Sometimes it’s dangerous to be nearby when McKeel Hagerty raises his hand.
Seven years ago, the collector car community was staging its annual automotive love-in at Pebble Beach. Among all the other activities — cars shows, auctions, vintage races, a concours, etc. — a meeting was held with representatives of something call FIVA, which is shorthand for the Federation Internationale Vehicles Anciens, which was founded in 1966 with a mission of protecting, preserving and promoting the world’s motoring heritage.
Well, at least doing so in much of the world. There had been precious little officially organized effort in that regard in the country that put the world on motorized wheels, that remained the world’s largest automotive marketplace, and— regardless of what the Germans, French or Italians might claim — was and remained the wellspring of car culture.
So McKeel Hagerty of the classic car insurance company raises his hand in response to who might participate in an American affiliate of FIVA, and Mark Gessler, car collector and serial entrepreneur, recalled also mentioning something along the lines of, “I’d like to help.”

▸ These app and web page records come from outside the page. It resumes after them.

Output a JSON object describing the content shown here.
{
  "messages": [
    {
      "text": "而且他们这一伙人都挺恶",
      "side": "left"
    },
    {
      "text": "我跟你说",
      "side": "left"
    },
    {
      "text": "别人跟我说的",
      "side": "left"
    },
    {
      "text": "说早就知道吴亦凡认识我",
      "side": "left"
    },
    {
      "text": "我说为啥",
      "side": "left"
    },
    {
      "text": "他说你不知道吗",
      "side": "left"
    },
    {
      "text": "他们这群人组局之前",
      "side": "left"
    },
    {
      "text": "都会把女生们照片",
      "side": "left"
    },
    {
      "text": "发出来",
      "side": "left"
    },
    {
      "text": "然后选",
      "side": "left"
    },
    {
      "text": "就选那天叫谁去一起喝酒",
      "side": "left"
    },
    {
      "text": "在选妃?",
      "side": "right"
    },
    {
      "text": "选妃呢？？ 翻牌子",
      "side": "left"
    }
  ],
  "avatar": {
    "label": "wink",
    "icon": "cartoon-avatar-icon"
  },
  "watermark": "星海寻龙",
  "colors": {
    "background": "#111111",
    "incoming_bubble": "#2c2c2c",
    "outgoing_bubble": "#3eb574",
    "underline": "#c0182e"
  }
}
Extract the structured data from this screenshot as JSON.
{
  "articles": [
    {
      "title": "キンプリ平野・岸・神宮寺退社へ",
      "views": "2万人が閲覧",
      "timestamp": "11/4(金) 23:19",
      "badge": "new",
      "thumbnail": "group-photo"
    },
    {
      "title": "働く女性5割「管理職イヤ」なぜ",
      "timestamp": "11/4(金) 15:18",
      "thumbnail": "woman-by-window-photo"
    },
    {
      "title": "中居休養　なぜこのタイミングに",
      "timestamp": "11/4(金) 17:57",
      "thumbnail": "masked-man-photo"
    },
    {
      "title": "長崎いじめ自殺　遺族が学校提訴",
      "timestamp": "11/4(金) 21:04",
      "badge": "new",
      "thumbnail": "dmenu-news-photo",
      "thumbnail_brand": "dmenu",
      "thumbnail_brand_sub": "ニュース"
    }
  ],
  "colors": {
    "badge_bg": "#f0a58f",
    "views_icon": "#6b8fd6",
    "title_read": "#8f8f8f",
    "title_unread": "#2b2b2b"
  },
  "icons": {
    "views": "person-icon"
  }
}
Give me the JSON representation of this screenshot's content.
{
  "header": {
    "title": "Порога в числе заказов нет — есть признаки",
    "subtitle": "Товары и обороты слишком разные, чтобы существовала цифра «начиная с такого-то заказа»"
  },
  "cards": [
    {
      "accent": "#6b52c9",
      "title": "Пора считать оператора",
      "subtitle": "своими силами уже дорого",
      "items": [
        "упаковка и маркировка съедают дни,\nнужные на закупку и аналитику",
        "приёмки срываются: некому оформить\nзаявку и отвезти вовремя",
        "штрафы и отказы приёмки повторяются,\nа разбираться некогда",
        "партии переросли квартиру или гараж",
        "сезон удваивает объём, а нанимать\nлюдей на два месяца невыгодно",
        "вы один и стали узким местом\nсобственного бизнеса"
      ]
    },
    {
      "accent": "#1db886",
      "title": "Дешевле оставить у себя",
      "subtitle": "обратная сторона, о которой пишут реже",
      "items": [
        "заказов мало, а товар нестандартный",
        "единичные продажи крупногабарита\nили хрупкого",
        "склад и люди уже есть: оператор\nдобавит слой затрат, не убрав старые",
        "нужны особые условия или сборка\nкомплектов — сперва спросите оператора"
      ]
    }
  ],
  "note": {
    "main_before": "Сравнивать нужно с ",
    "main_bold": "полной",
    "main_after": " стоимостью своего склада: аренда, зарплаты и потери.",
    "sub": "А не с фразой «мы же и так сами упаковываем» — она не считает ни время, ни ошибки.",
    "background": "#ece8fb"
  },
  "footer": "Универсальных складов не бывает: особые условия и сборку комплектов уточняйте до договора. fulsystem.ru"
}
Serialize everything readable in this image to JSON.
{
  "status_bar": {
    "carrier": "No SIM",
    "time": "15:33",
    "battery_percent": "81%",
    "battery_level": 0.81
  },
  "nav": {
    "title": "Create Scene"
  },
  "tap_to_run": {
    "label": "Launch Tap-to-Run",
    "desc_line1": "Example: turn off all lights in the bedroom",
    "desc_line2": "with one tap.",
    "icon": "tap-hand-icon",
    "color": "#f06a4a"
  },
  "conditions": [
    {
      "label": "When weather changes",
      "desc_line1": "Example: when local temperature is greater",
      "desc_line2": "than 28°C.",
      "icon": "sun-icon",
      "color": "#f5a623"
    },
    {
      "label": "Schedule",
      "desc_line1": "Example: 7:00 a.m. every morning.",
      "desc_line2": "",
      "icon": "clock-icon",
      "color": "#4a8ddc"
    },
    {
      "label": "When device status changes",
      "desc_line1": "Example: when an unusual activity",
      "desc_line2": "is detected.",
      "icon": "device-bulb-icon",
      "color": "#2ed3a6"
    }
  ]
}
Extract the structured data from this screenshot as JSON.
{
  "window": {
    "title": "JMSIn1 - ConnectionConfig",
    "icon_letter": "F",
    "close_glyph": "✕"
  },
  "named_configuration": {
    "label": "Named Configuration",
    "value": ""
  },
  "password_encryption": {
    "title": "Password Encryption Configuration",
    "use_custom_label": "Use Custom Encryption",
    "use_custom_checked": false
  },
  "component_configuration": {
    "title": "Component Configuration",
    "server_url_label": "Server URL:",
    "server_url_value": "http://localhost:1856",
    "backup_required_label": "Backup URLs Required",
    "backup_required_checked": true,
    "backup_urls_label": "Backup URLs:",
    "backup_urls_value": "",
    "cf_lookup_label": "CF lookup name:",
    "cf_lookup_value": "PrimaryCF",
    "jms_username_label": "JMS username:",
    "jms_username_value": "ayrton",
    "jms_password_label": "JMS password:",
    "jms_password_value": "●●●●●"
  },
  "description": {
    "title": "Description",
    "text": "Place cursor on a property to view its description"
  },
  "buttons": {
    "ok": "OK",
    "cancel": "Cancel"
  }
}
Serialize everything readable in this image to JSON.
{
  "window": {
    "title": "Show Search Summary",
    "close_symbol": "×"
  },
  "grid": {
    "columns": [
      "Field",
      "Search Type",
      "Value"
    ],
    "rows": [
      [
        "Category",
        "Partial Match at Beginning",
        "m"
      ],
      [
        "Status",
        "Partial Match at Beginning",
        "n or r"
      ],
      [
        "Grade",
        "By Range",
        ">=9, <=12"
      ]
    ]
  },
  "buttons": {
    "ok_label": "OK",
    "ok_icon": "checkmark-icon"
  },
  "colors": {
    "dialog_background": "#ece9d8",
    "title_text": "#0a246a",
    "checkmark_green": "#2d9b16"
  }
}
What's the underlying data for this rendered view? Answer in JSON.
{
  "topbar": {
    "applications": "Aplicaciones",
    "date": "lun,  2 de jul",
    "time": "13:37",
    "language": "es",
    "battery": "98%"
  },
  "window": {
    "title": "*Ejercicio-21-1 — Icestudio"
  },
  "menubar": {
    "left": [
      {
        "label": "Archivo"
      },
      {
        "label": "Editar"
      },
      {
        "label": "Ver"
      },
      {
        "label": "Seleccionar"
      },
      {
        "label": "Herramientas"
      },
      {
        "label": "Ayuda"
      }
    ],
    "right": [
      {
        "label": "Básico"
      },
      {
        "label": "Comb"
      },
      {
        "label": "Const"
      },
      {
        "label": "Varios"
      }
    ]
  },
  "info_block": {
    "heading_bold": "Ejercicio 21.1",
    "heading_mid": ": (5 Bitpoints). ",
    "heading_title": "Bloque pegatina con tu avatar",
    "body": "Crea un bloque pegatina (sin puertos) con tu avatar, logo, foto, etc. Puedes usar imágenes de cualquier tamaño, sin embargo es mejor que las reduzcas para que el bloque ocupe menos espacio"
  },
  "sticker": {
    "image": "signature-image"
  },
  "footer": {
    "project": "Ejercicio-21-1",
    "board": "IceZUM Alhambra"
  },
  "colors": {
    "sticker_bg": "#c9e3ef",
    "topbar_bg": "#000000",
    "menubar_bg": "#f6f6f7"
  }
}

Somewhere in there, Corky Coker of Coker Tires also was involved, as were a few others. Regardless, it wasn’t long before Gessler found himself appointed president of what we now know as the Historic Vehicle Association.
The HVA is the American affiliate of FIVA and, despite its staff of only five full-time employees — including Gessler – the HVA has become a driving force behind an annual display of classic cars on the National Mall in Washington, D.C. what Gessler calls a “mini monument;” the establishment, while working with the likes of the Library of Congress, the National Archives and the Department of the Interior, of the National Historic Vehicle Register; and, in 2018, the organizer of the first national Automotive History Month.
Usually, national days and months are founded by Congressional decree, but the House and Senate are busy with other matters, so Gessler and the HVA are taking it upon themselves to issue their own declaration.
So far, 20 vehicles have been inducted into the National Register. The HVA has a list of more than 100 worthy car candidates but has found it very expensive to do all the documentation required for official federal recognition.
What Gessler wants is for all Americans, and not just car collectors and enthusiasts, to recognize the role the automobile and other motorized vehicles have played in the nation’s history and cultural heritage.
In 2014, it secured permission to pitch a tent on the Mall to showcase a grouping of 10 historically significant vehicles. Gessler was stunned when people were reluctant to enter the tent, perhaps thinking there was an admission fee or that this was yet another by-special-invitation event taking place.
So, in 2015 and in the two years since, a car or two has been placed in a glass box on the mall for a few days in April, and its story shared with visitors by the HVA.
In 2018, with the launch of Automotive History Month, as many as half-a-dozen cars will rotate their way through the display. The HVA also plans to host a major automotive history celebration with a festival and conference during the month.
Cars, Gessler said, have “great American stories to tell about our culture and who we are.”
In addition to a car’s historic value, its story and that of its owner or owners also play a major role in determining whether a vehicle should be included on the historic register. Much of the HVA’s effort involves searching out those stories so they can be documented.
But Gessler can point to progress in that regard as people have started calling the HVA office to share their cars’ stories and to ask what they can do if they think their car is worthy of inclusion.
We chatted recently with Gessler at the SEMA Show in Las Vegas, where one of the National Register cars — the McGee hot-rod roadster — was on display as part of a Shell-sponsored “Pioneering Performance” display. Bob McGee came home from World War II and built his now-iconic roadster.
Interestingly enough, another of the cars in the display was a lowrider built by another veteran, Miguel Alatorre, a veteran who was wounded in Afghanistan.
McGee and Alatorre were from different generations, but they were united in their passion for their cars.
Gessler is among those who is confident that future generations will continue to cherish cars, though he admits he sometimes feels as though he’s fighting the battle of the screens — the windscreen of the automobile and the search for what’s around the next curve vs. the smartphone screens that occupy so much of younger generations’ attention.
And thus the cars in the glass display box. Not only does it attract attention, but it makes for a great cellphone photo op or even a selfie shot.